Are Workplace Accidents Fully Reported?

The rate of workplace accidents is much higher than reported. That’s long been my opinion. I’ve spent over two decades listening to workers talk about their injuries. I frequently hear stories of accidents reported late or not reported at all. And, I hear many stories of workers who reported their accident to the supervisor. Yet, the supervisor failed to forward the report properly.

Why are so many accidents and injuries unreported? Several reasons exist. One of the most common reasons some companies fail to report employee injuries — An effort to avoid injury claims costs. Because of weak reporting rules and the lack of worker protection laws, the companies that choose to ignore proper reporting often calculate it is easier simply to terminate the employee when needed.

My opinion that accidents are underreported is based on experience handling workers’ compensation cases. A recent study in Michigan now provides data to support my position. Michigan State University researchers collected data over a period of several years. While their study is limited to Michigan, the issues are similar in Alabama. What does the data collected in Michigan reveal?

  • Crush injuries are underreported by 59.8%.
  • Amputation injuries are underreported by 59%.
  • Burn injuries are underreported by 69%.
  • Fractures are underreported by 54%.

What about low back and neck injuries? Those are common injuries suffered by workers.
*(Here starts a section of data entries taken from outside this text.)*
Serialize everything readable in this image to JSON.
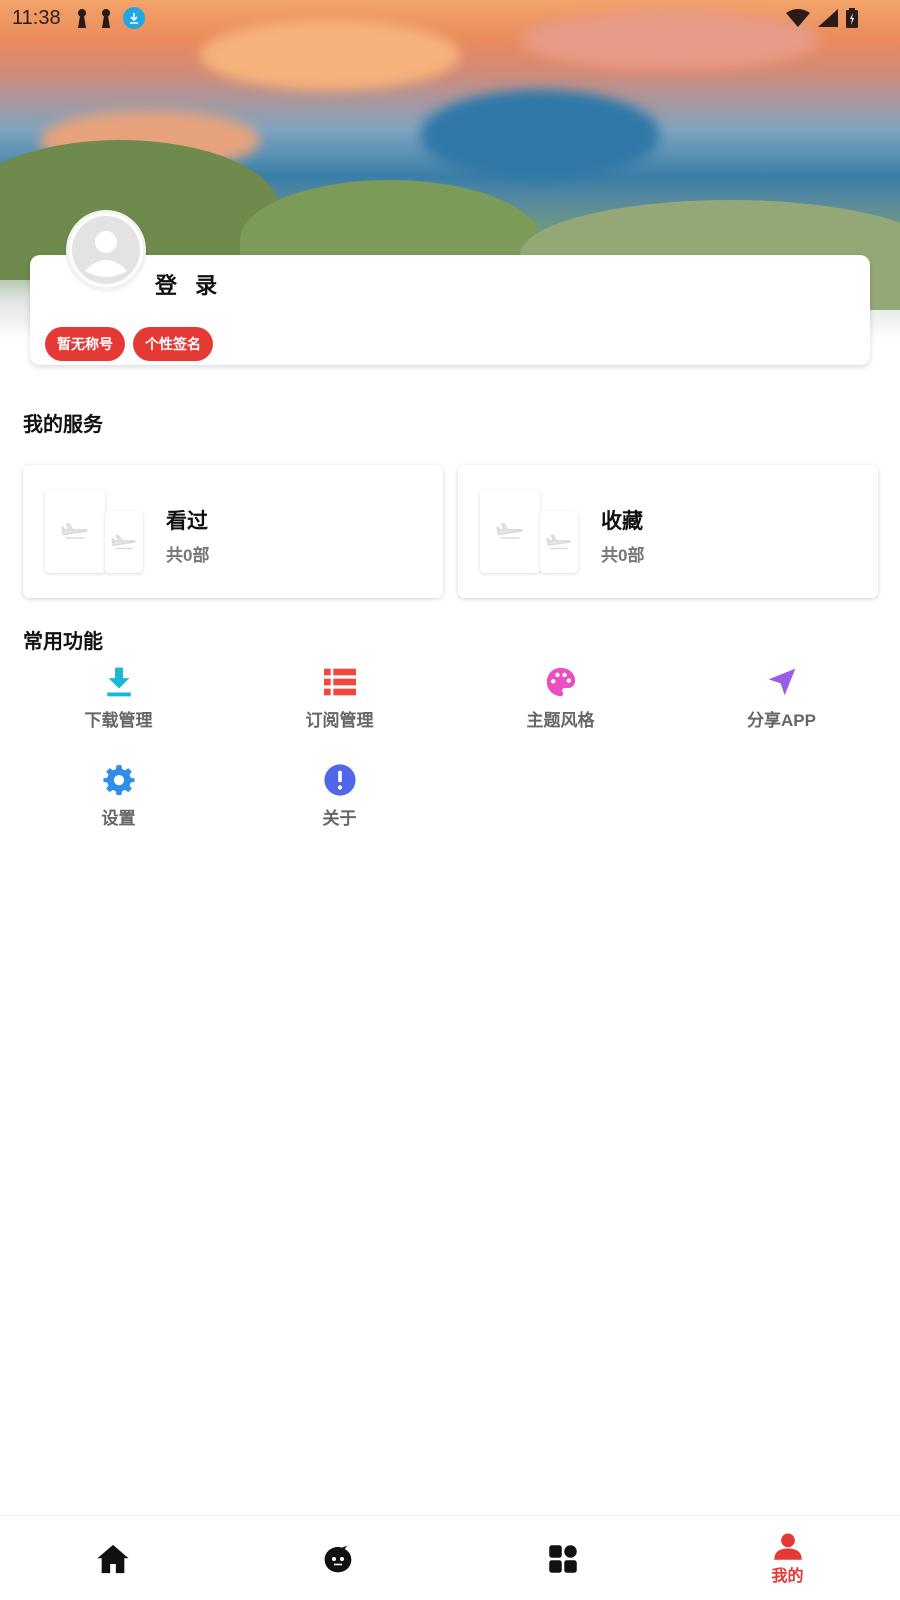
{
  "status_bar": {
    "time": "11:38"
  },
  "profile": {
    "login_label": "登 录",
    "badges": [
      "暂无称号",
      "个性签名"
    ]
  },
  "services": {
    "title": "我的服务",
    "cards": [
      {
        "title": "看过",
        "count": "共0部"
      },
      {
        "title": "收藏",
        "count": "共0部"
      }
    ]
  },
  "features": {
    "title": "常用功能",
    "items": [
      {
        "label": "下载管理",
        "icon": "download-icon",
        "color": "#1ab8d6"
      },
      {
        "label": "订阅管理",
        "icon": "list-icon",
        "color": "#f0473e"
      },
      {
        "label": "主题风格",
        "icon": "palette-icon",
        "color": "#e94fc1"
      },
      {
        "label": "分享APP",
        "icon": "send-icon",
        "color": "#9b5de5"
      },
      {
        "label": "设置",
        "icon": "gear-icon",
        "color": "#2f8fe8"
      },
      {
        "label": "关于",
        "icon": "info-icon",
        "color": "#4f67e8"
      }
    ]
  },
  "bottom_nav": {
    "items": [
      {
        "icon": "home-icon",
        "label": ""
      },
      {
        "icon": "mascot-icon",
        "label": ""
      },
      {
        "icon": "grid-icon",
        "label": ""
      },
      {
        "icon": "user-icon",
        "label": "我的"
      }
    ],
    "active_color": "#e53935"
  }
}
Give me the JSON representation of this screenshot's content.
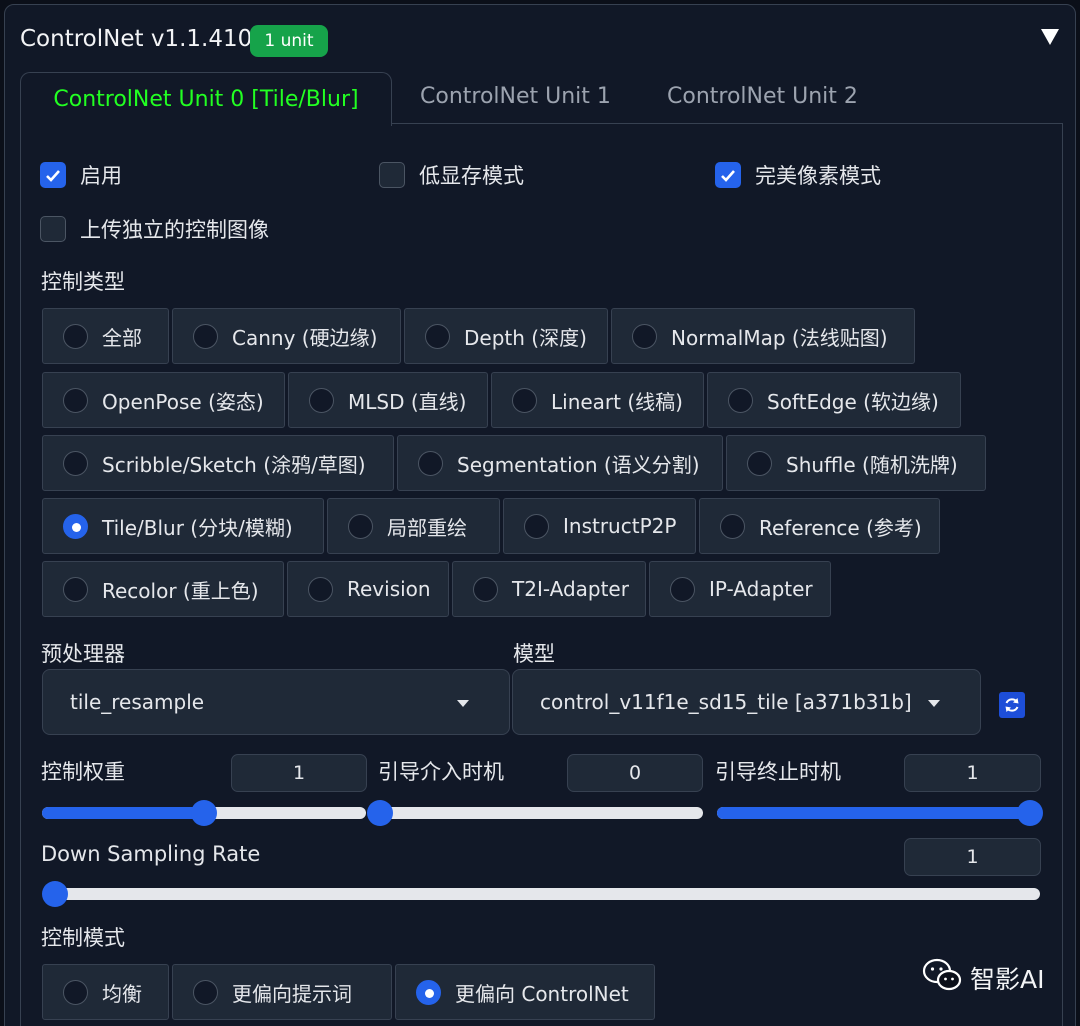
{
  "header": {
    "title": "ControlNet v1.1.410",
    "badge": "1 unit"
  },
  "tabs": [
    {
      "label": "ControlNet Unit 0 [Tile/Blur]"
    },
    {
      "label": "ControlNet Unit 1"
    },
    {
      "label": "ControlNet Unit 2"
    }
  ],
  "checkboxes": {
    "enable": {
      "label": "启用",
      "checked": true
    },
    "low_vram": {
      "label": "低显存模式",
      "checked": false
    },
    "pixel_perfect": {
      "label": "完美像素模式",
      "checked": true
    },
    "upload_independent": {
      "label": "上传独立的控制图像",
      "checked": false
    }
  },
  "control_type": {
    "label": "控制类型",
    "selected": "Tile/Blur (分块/模糊)",
    "options": [
      "全部",
      "Canny (硬边缘)",
      "Depth (深度)",
      "NormalMap (法线贴图)",
      "OpenPose (姿态)",
      "MLSD (直线)",
      "Lineart (线稿)",
      "SoftEdge (软边缘)",
      "Scribble/Sketch (涂鸦/草图)",
      "Segmentation (语义分割)",
      "Shuffle (随机洗牌)",
      "Tile/Blur (分块/模糊)",
      "局部重绘",
      "InstructP2P",
      "Reference (参考)",
      "Recolor (重上色)",
      "Revision",
      "T2I-Adapter",
      "IP-Adapter"
    ]
  },
  "preprocessor": {
    "label": "预处理器",
    "value": "tile_resample"
  },
  "model": {
    "label": "模型",
    "value": "control_v11f1e_sd15_tile [a371b31b]"
  },
  "sliders": {
    "weight": {
      "label": "控制权重",
      "value": "1",
      "fraction": 0.5
    },
    "start": {
      "label": "引导介入时机",
      "value": "0",
      "fraction": 0.0
    },
    "end": {
      "label": "引导终止时机",
      "value": "1",
      "fraction": 1.0
    },
    "down_sampling": {
      "label": "Down Sampling Rate",
      "value": "1",
      "fraction": 0.0
    }
  },
  "control_mode": {
    "label": "控制模式",
    "options": [
      "均衡",
      "更偏向提示词",
      "更偏向 ControlNet"
    ],
    "selected": "更偏向 ControlNet"
  },
  "watermark": {
    "text": "智影AI"
  },
  "colors": {
    "accent": "#2563eb",
    "active_tab": "#22ff22",
    "badge": "#16a34a"
  }
}
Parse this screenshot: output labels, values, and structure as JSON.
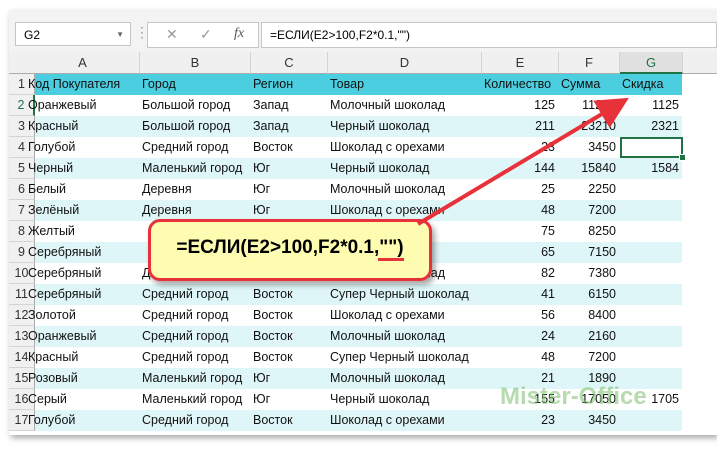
{
  "name_box": "G2",
  "formula_bar": "=ЕСЛИ(E2>100,F2*0.1,\"\")",
  "fx_buttons": {
    "cancel": "✕",
    "enter": "✓",
    "fx": "fx"
  },
  "columns": [
    "A",
    "B",
    "C",
    "D",
    "E",
    "F",
    "G"
  ],
  "selected_column": "G",
  "headers": [
    "Код Покупателя",
    "Город",
    "Регион",
    "Товар",
    "Количество",
    "Сумма",
    "Скидка"
  ],
  "rows": [
    [
      "Оранжевый",
      "Большой город",
      "Запад",
      "Молочный шоколад",
      "125",
      "11250",
      "1125"
    ],
    [
      "Красный",
      "Большой город",
      "Запад",
      "Черный шоколад",
      "211",
      "23210",
      "2321"
    ],
    [
      "Голубой",
      "Средний город",
      "Восток",
      "Шоколад с орехами",
      "23",
      "3450",
      ""
    ],
    [
      "Черный",
      "Маленький город",
      "Юг",
      "Черный шоколад",
      "144",
      "15840",
      "1584"
    ],
    [
      "Белый",
      "Деревня",
      "Юг",
      "Молочный шоколад",
      "25",
      "2250",
      ""
    ],
    [
      "Зелёный",
      "Деревня",
      "Юг",
      "Шоколад с орехами",
      "48",
      "7200",
      ""
    ],
    [
      "Желтый",
      "",
      "",
      "",
      "75",
      "8250",
      ""
    ],
    [
      "Серебряный",
      "",
      "",
      "",
      "65",
      "7150",
      ""
    ],
    [
      "Серебряный",
      "Деревня",
      "Юг",
      "Молочный шоколад",
      "82",
      "7380",
      ""
    ],
    [
      "Серебряный",
      "Средний город",
      "Восток",
      "Супер Черный шоколад",
      "41",
      "6150",
      ""
    ],
    [
      "Золотой",
      "Средний город",
      "Восток",
      "Шоколад с орехами",
      "56",
      "8400",
      ""
    ],
    [
      "Оранжевый",
      "Средний город",
      "Восток",
      "Молочный шоколад",
      "24",
      "2160",
      ""
    ],
    [
      "Красный",
      "Средний город",
      "Восток",
      "Супер Черный шоколад",
      "48",
      "7200",
      ""
    ],
    [
      "Розовый",
      "Маленький город",
      "Юг",
      "Молочный шоколад",
      "21",
      "1890",
      ""
    ],
    [
      "Серый",
      "Маленький город",
      "Юг",
      "Черный шоколад",
      "155",
      "17050",
      "1705"
    ],
    [
      "Голубой",
      "Средний город",
      "Восток",
      "Шоколад с орехами",
      "23",
      "3450",
      ""
    ]
  ],
  "callout": "=ЕСЛИ(E2>100,F2*0.1,\"\")",
  "watermark": "Mister-Office",
  "colors": {
    "header_fill": "#4bcee0",
    "band_fill": "#dff6f8",
    "accent": "#217346",
    "callout_border": "#e8323a",
    "callout_fill": "#fdfcb0"
  }
}
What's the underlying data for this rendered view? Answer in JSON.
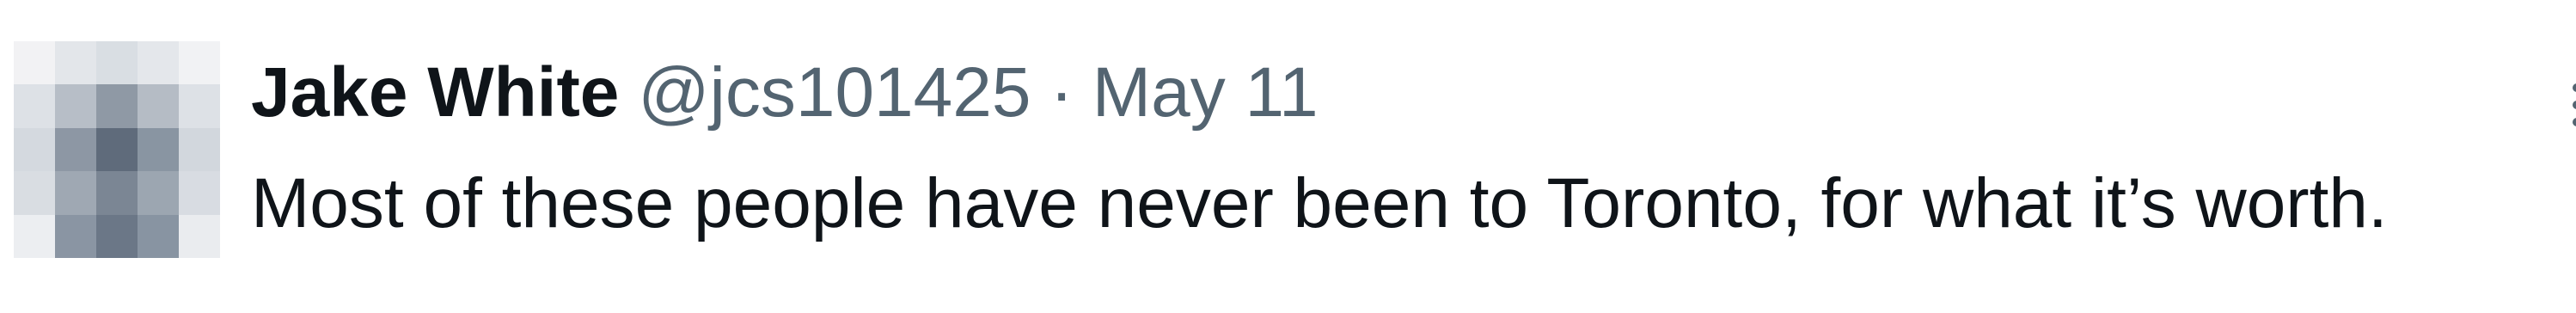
{
  "tweet": {
    "author": {
      "display_name": "Jake White",
      "handle": "@jcs101425"
    },
    "separator": "·",
    "timestamp": "May 11",
    "text": "Most of these people have never been to Toronto, for what it’s worth.",
    "avatar_icon": "blurred-avatar",
    "more_icon": "more-options-icon"
  },
  "colors": {
    "primary_text": "#0f1419",
    "secondary_text": "#536471",
    "background": "#ffffff"
  }
}
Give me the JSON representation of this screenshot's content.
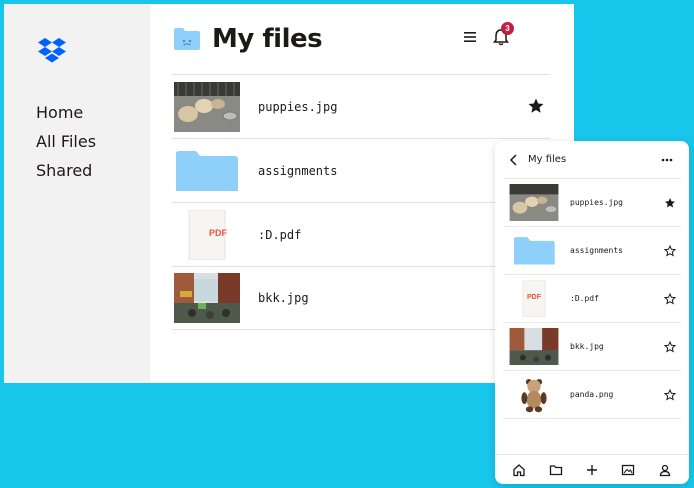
{
  "colors": {
    "background": "#17c6ea",
    "dropbox_blue": "#0061fe",
    "folder_blue": "#8fd0fb",
    "pdf_red": "#e8543a",
    "badge_red": "#c0203f"
  },
  "sidebar": {
    "logo_icon": "dropbox-icon",
    "items": [
      {
        "label": "Home"
      },
      {
        "label": "All Files"
      },
      {
        "label": "Shared"
      }
    ]
  },
  "header": {
    "title": "My files",
    "menu_icon": "menu-icon",
    "notification_icon": "bell-icon",
    "notification_count": "3"
  },
  "files": [
    {
      "name": "puppies.jpg",
      "type": "image",
      "thumb": "puppies-thumbnail",
      "starred": true
    },
    {
      "name": "assignments",
      "type": "folder",
      "thumb": "folder-icon",
      "starred": false
    },
    {
      "name": ":D.pdf",
      "type": "pdf",
      "thumb": "pdf-icon",
      "thumb_label": "PDF",
      "starred": false
    },
    {
      "name": "bkk.jpg",
      "type": "image",
      "thumb": "street-thumbnail",
      "starred": false
    }
  ],
  "mobile": {
    "title": "My files",
    "files": [
      {
        "name": "puppies.jpg",
        "type": "image",
        "starred": true
      },
      {
        "name": "assignments",
        "type": "folder",
        "starred": false
      },
      {
        "name": ":D.pdf",
        "type": "pdf",
        "thumb_label": "PDF",
        "starred": false
      },
      {
        "name": "bkk.jpg",
        "type": "image",
        "starred": false
      },
      {
        "name": "panda.png",
        "type": "image",
        "starred": false
      }
    ],
    "bottom_tabs": [
      "home-icon",
      "folder-icon",
      "plus-icon",
      "photos-icon",
      "account-icon"
    ]
  }
}
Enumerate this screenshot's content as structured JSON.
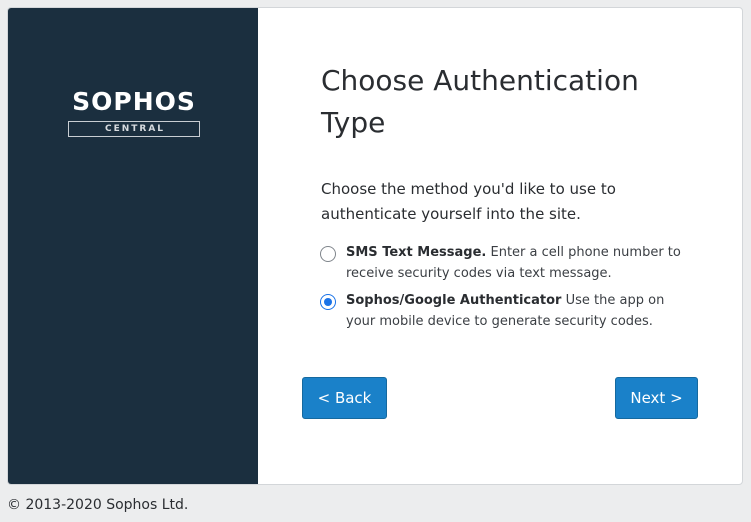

I suspect the numbers for back and neck injuries are much, much higher. Low back and neck injuries are often not reported. In many cases, the person does not realize the full seriousness of a spinal injury until it is too late to report it. In other cases, the injured person may have suffered pre-accident problems and fears reporting a new injury.

The Michigan researchers reviewed data from several sources, including local hospitals. Even after reviewing a broad set of data, the researchers believe their count of unreported injuries is not complete. In other words, the problem is even worse:

Is the Michigan count complete? Maybe not, said the researchers, because there are still limitations to their system. Sometimes the medical record information was limited.

What does this mean for us? Why is it significant if many workplace injuries go unreported? Here are three big reasons why the issue is important:

  1. Some Alabama workers are not receiving the medical care needed to rehabilitate their injuries. Injuries and disabilities have a major impact on working families. While Alabama’s workers’ compensation laws are not fair to injured workers, our laws do provide for certain medical care. Injured employees need treatment to return to work and normal activities. The workers who call my office want treatment. They should receive it.
  2. Some insurance companies are wrongly shifting the substantial cost of disabilities to families and public resources. The cost of disabilities is huge. That cost does not disappear simply because an employer ignores it. Instead, the huge cost is simply shifted from the insurance company (that collected premiums to insure against it) to families and government agencies. We all pay the bill when the responsible insurance company neglects to do so. That’s wrong.
  3. Some companies are facing a competitive disadvantage from bad employers willing to discard injured workers. Some companies value employees. These companies properly report injuries. Yet, these good companies face a huge competitive disadvantage from the few companies that treat workers as a disposable commodity. If we value honest competition, we should work toward a system that reports accidents and penalizes companies who refuse to do so.

I frequently receive calls from injured workers who have legal issues because their accident was not properly reported. Many times, I can help. Sometimes, I cannot. We need to improve our system for reporting workplace accidents. The issue certainly impacts the individual workers I counsel. The issue impacts disability benefits and medical care to these individual workers. But, it is much broader. If we have full information as to accidents, we can better plan for overall workplace and community safety. That makes the issue important to all of us.